More importantly, tests showed the mice exposed to screens had fewer brain cells in the areas governing learning and memory. Even when they were no longer exposed to screens, the mice did not improve.

“The effects on the brain were permanent,” Dr. Constantinou emphasized during the discussion after the documentary. At Akron Children’s, she saw increasing problems with sleep deprivation and obesity in children because of too much time spent with digital devices.

“A generation of kids – and adults – are exhausted because they’re not sleeping,” she said. “At least one hour before bed, there should be no screens of any kind.”

Screens are also contributing to obesity in children because they are sedentary while looking at devices, she said.

So what are parents to do?

“As parents, we must provide opportunities to do something as a family,” said Father Jerry. “Do something physical, go somewhere, play a game, go outside. We’re too dependent on technology as a way to entertain ourselves.”

Father Andrew said there is a movement based on the second chapter of Genesis that says on the seventh day, God rested. That movement encourages fasting from technology on the Sabbath, he said.

Father Aleksa said he and his family have a version of Tech Talk Tuesdays, as suggested in the film, when they discuss how to use new technology responsibly. They also have Friday game nights – to which the kids can invite friends – and a rule that there will be no cell phones during family trips and activities.

Dr. Constantinou said years ago, she and her husband made a rule that no one could do anything apart from the family after Divine Liturgy on Sundays. Instead, they would hike in the local Metroparks.

“To this day, we hike as a family,” she said.

Dr. Constantinou said that on October 1, the American Academy of Pediatrics will release a Family Media Use Plan that will make recommendations and provide tools for screen-free zones, time spent on devices, recommended breaks, device curfews, etc. It also warns of the dangers of technology and tells parents how to monitor children’s devices.

Father Aleksa described the dangers as “fighting a hydra. You cut off one head and three more pop up.” He recommends CommonSenseMedia.org as “a very thorough site for parents and educators. It tells you about movies coming out, school curricula, tips to spot danger, etc.”

The first step, he said, is to know the password to every device in your house.

“If the kid changes it, that device goes away,” he said.

Rev. Father Jerry Hall believes showing the documentary at his church was beneficial.

“I think that the film offered a brief look at the many different facets of how our children are impacted by screens and technology, from the physiological to the psychological and the social,” he said.“The film offered a good starting point for parents to begin an important and informed discussion with their children regarding technology and screen time.”

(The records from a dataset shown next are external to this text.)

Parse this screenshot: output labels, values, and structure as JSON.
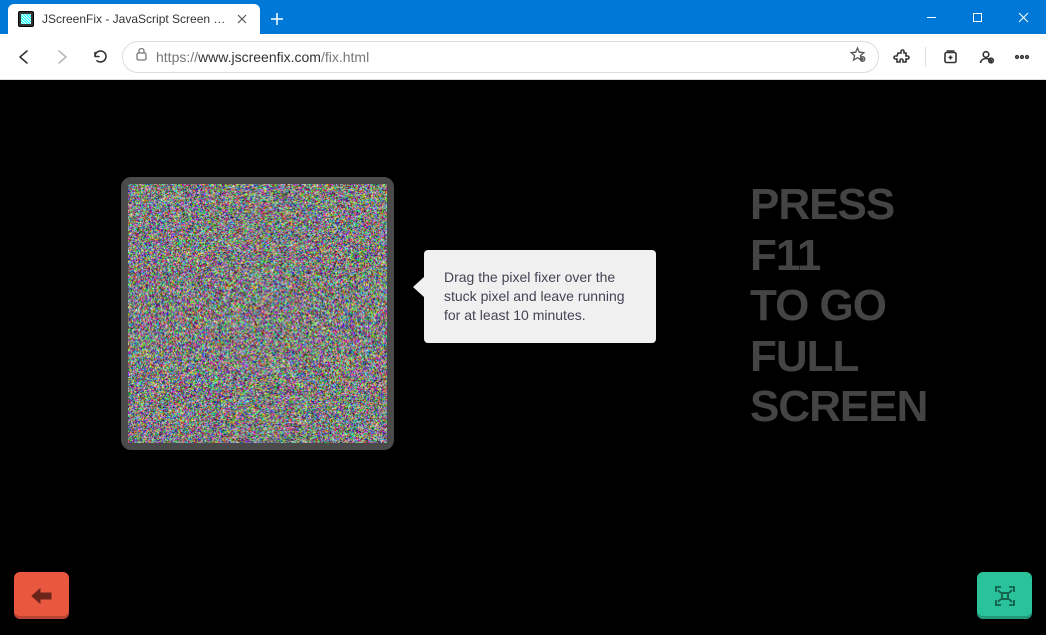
{
  "browser": {
    "tab_title": "JScreenFix - JavaScript Screen Pix",
    "url_proto": "https://",
    "url_host": "www.jscreenfix.com",
    "url_path": "/fix.html"
  },
  "tooltip": {
    "text": "Drag the pixel fixer over the stuck pixel and leave running for at least 10 minutes."
  },
  "fullscreen_hint": {
    "line1": "PRESS",
    "line2": "F11",
    "line3": "TO GO",
    "line4": "FULL",
    "line5": "SCREEN"
  }
}
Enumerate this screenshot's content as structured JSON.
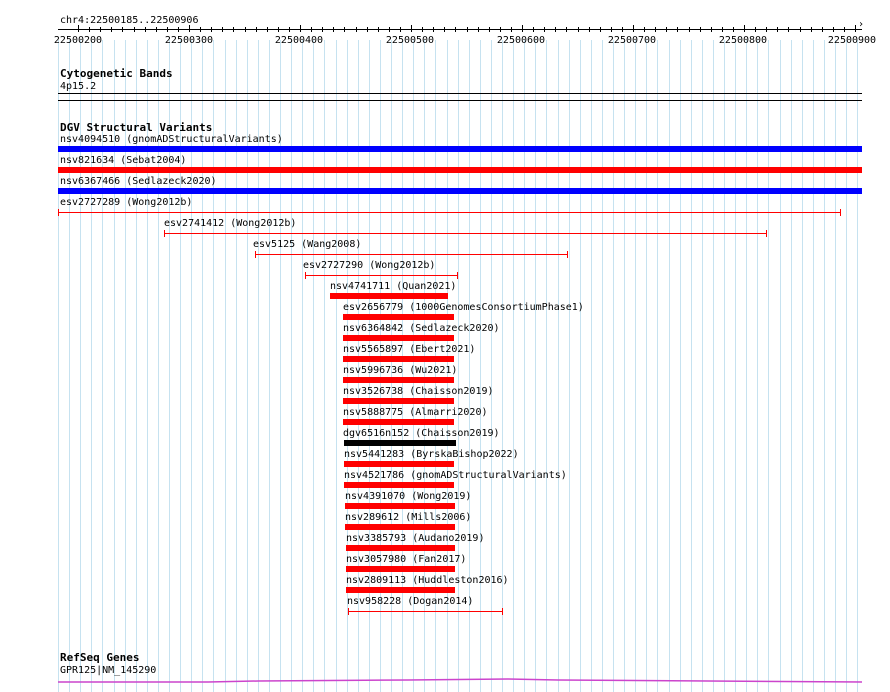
{
  "ruler": {
    "range_label": "chr4:22500185..22500906",
    "ticks": [
      "22500200",
      "22500300",
      "22500400",
      "22500500",
      "22500600",
      "22500700",
      "22500800",
      "22500900"
    ]
  },
  "cytoband": {
    "title": "Cytogenetic Bands",
    "band": "4p15.2"
  },
  "dgv": {
    "title": "DGV Structural Variants",
    "items": [
      {
        "label": "nsv4094510 (gnomADStructuralVariants)",
        "color": "#0000ff",
        "style": "thick"
      },
      {
        "label": "nsv821634 (Sebat2004)",
        "color": "#ff0000",
        "style": "thick"
      },
      {
        "label": "nsv6367466 (Sedlazeck2020)",
        "color": "#0000ff",
        "style": "thick"
      },
      {
        "label": "esv2727289 (Wong2012b)",
        "color": "#ff0000",
        "style": "thin"
      },
      {
        "label": "esv2741412 (Wong2012b)",
        "color": "#ff0000",
        "style": "thin"
      },
      {
        "label": "esv5125 (Wang2008)",
        "color": "#ff0000",
        "style": "thin"
      },
      {
        "label": "esv2727290 (Wong2012b)",
        "color": "#ff0000",
        "style": "thin"
      },
      {
        "label": "nsv4741711 (Quan2021)",
        "color": "#ff0000",
        "style": "thick"
      },
      {
        "label": "esv2656779 (1000GenomesConsortiumPhase1)",
        "color": "#ff0000",
        "style": "thick"
      },
      {
        "label": "nsv6364842 (Sedlazeck2020)",
        "color": "#ff0000",
        "style": "thick"
      },
      {
        "label": "nsv5565897 (Ebert2021)",
        "color": "#ff0000",
        "style": "thick"
      },
      {
        "label": "nsv5996736 (Wu2021)",
        "color": "#ff0000",
        "style": "thick"
      },
      {
        "label": "nsv3526738 (Chaisson2019)",
        "color": "#ff0000",
        "style": "thick"
      },
      {
        "label": "nsv5888775 (Almarri2020)",
        "color": "#ff0000",
        "style": "thick"
      },
      {
        "label": "dgv6516n152 (Chaisson2019)",
        "color": "#000000",
        "style": "thick"
      },
      {
        "label": "nsv5441283 (ByrskaBishop2022)",
        "color": "#ff0000",
        "style": "thick"
      },
      {
        "label": "nsv4521786 (gnomADStructuralVariants)",
        "color": "#ff0000",
        "style": "thick"
      },
      {
        "label": "nsv4391070 (Wong2019)",
        "color": "#ff0000",
        "style": "thick"
      },
      {
        "label": "nsv289612 (Mills2006)",
        "color": "#ff0000",
        "style": "thick"
      },
      {
        "label": "nsv3385793 (Audano2019)",
        "color": "#ff0000",
        "style": "thick"
      },
      {
        "label": "nsv3057980 (Fan2017)",
        "color": "#ff0000",
        "style": "thick"
      },
      {
        "label": "nsv2809113 (Huddleston2016)",
        "color": "#ff0000",
        "style": "thick"
      },
      {
        "label": "nsv958228 (Dogan2014)",
        "color": "#ff0000",
        "style": "thin"
      }
    ]
  },
  "refseq": {
    "title": "RefSeq Genes",
    "gene": "GPR125|NM_145290",
    "color": "#cc44cc"
  }
}
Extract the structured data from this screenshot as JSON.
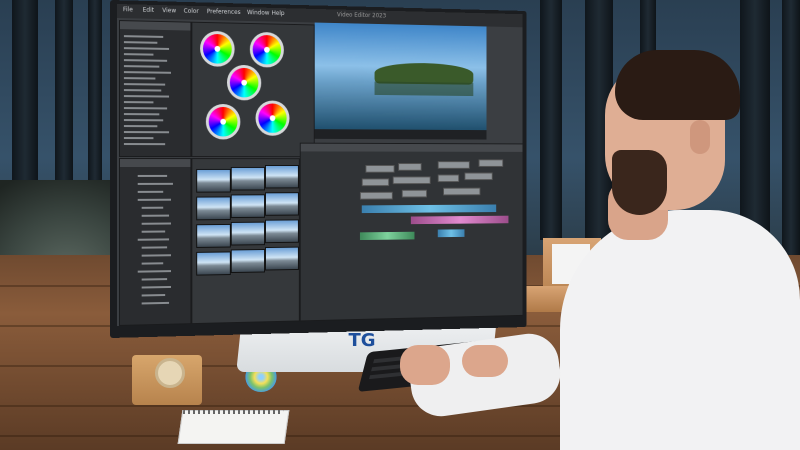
{
  "screen": {
    "menu": [
      "File",
      "Edit",
      "View",
      "Color",
      "Preferences",
      "Window",
      "Help"
    ],
    "window_title": "Video Editor 2023"
  },
  "monitor": {
    "logo": "TG"
  },
  "colors": {
    "sky": "#3f86c9",
    "desk_wood": "#8a5c3b",
    "shirt": "#f2f2f3",
    "screen_bg": "#3b3e42",
    "logo_blue": "#1e4f9c"
  }
}
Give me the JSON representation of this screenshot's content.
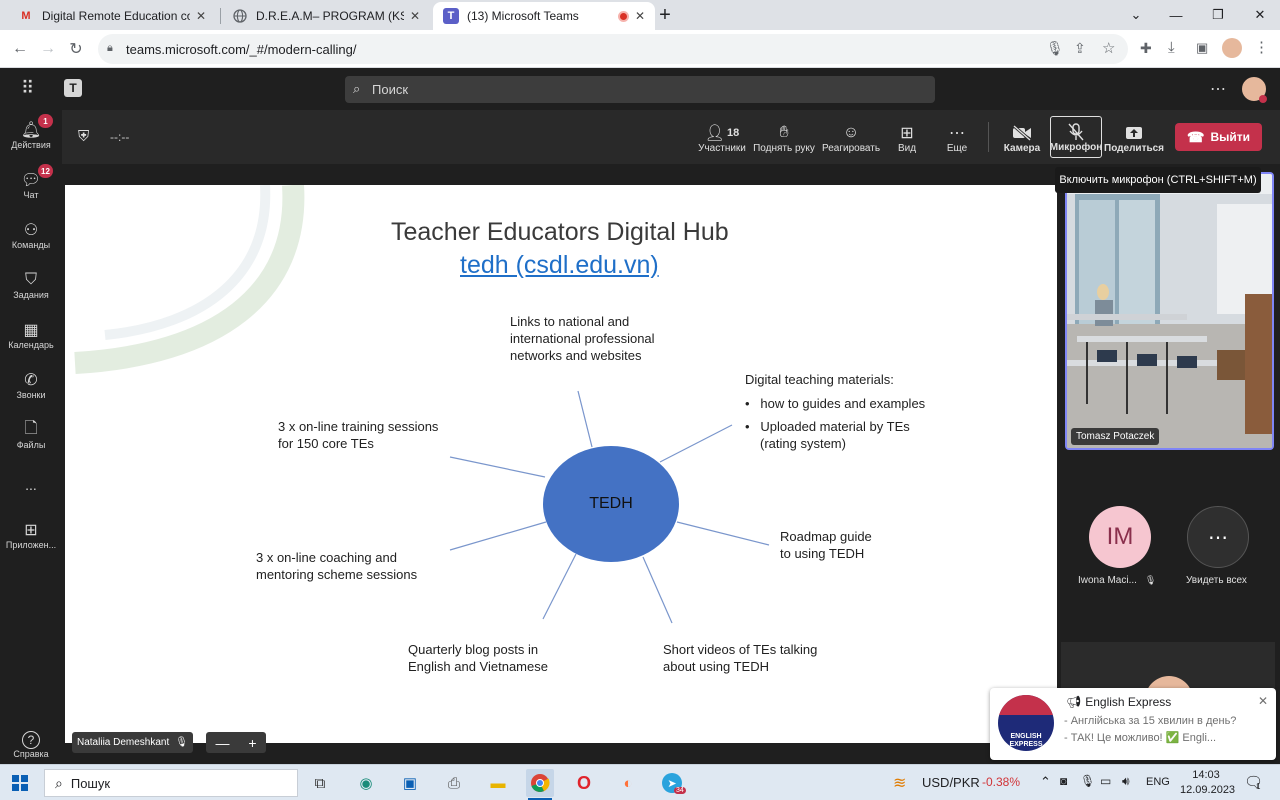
{
  "browser": {
    "tabs": [
      {
        "title": "Digital Remote Education confer",
        "favicon": "gmail-icon"
      },
      {
        "title": "D.R.E.A.M– PROGRAM (KSIĄŻECZ",
        "favicon": "globe-icon"
      },
      {
        "title": "(13) Microsoft Teams",
        "favicon": "teams-icon"
      }
    ],
    "new_tab_label": "+",
    "url": "teams.microsoft.com/_#/modern-calling/"
  },
  "teams": {
    "search_placeholder": "Поиск",
    "rail": [
      {
        "label": "Действия",
        "badge": "1"
      },
      {
        "label": "Чат",
        "badge": "12"
      },
      {
        "label": "Команды",
        "badge": ""
      },
      {
        "label": "Задания",
        "badge": ""
      },
      {
        "label": "Календарь",
        "badge": ""
      },
      {
        "label": "Звонки",
        "badge": ""
      },
      {
        "label": "Файлы",
        "badge": ""
      },
      {
        "label": "...",
        "badge": ""
      },
      {
        "label": "Приложен...",
        "badge": ""
      }
    ],
    "help_label": "Справка"
  },
  "meeting": {
    "timer": "--:--",
    "participants_count": "18",
    "controls": {
      "participants": "Участники",
      "raise_hand": "Поднять руку",
      "react": "Реагировать",
      "view": "Вид",
      "more": "Еще",
      "camera": "Камера",
      "mic": "Микрофон",
      "share": "Поделиться",
      "leave": "Выйти"
    },
    "tooltip": "Включить микрофон (CTRL+SHIFT+M)",
    "presenter_name": "Nataliia Demeshkant",
    "zoom_minus": "—",
    "zoom_plus": "+"
  },
  "slide": {
    "title": "Teacher Educators Digital Hub",
    "link": "tedh (csdl.edu.vn)",
    "center": "TEDH",
    "nodes": {
      "links": [
        "Links to national and",
        "international professional",
        "networks and websites"
      ],
      "digital_heading": "Digital teaching materials:",
      "digital_b1": "how to guides and examples",
      "digital_b2": [
        "Uploaded material by TEs",
        "(rating system)"
      ],
      "training": [
        "3 x on-line training sessions",
        "for 150 core TEs"
      ],
      "roadmap": [
        "Roadmap guide",
        "to using TEDH"
      ],
      "coaching": [
        "3 x on-line coaching and",
        "mentoring scheme sessions"
      ],
      "blog": [
        "Quarterly blog posts in",
        "English and Vietnamese"
      ],
      "videos": [
        "Short videos of TEs talking",
        "about using TEDH"
      ]
    }
  },
  "participants": {
    "video_name": "Tomasz Potaczek",
    "im_initials": "IM",
    "im_name": "Iwona Maci...",
    "see_all": "Увидеть всех"
  },
  "notification": {
    "title": "English Express",
    "line1": "- Англійська за 15 хвилин в день?",
    "line2": "- ТАК! Це можливо! ✅  Engli...",
    "logo_text": "ENGLISH EXPRESS"
  },
  "taskbar": {
    "search": "Пошук",
    "ticker_pair": "USD/PKR",
    "ticker_change": "-0.38%",
    "lang": "ENG",
    "time": "14:03",
    "date": "12.09.2023",
    "telegram_badge": "34",
    "notif_count": "1"
  },
  "colors": {
    "teams_dark": "#1f1f1f",
    "leave_red": "#c4314b",
    "accent_purple": "#7f85f5",
    "ellipse_blue": "#4472c4",
    "link_blue": "#1f6fc8",
    "ticker_red": "#d13438"
  }
}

Article by Barbara Mudrak, a retired teacher and journalist. She is a member of Holy Assumption Orthodox Church in Canton.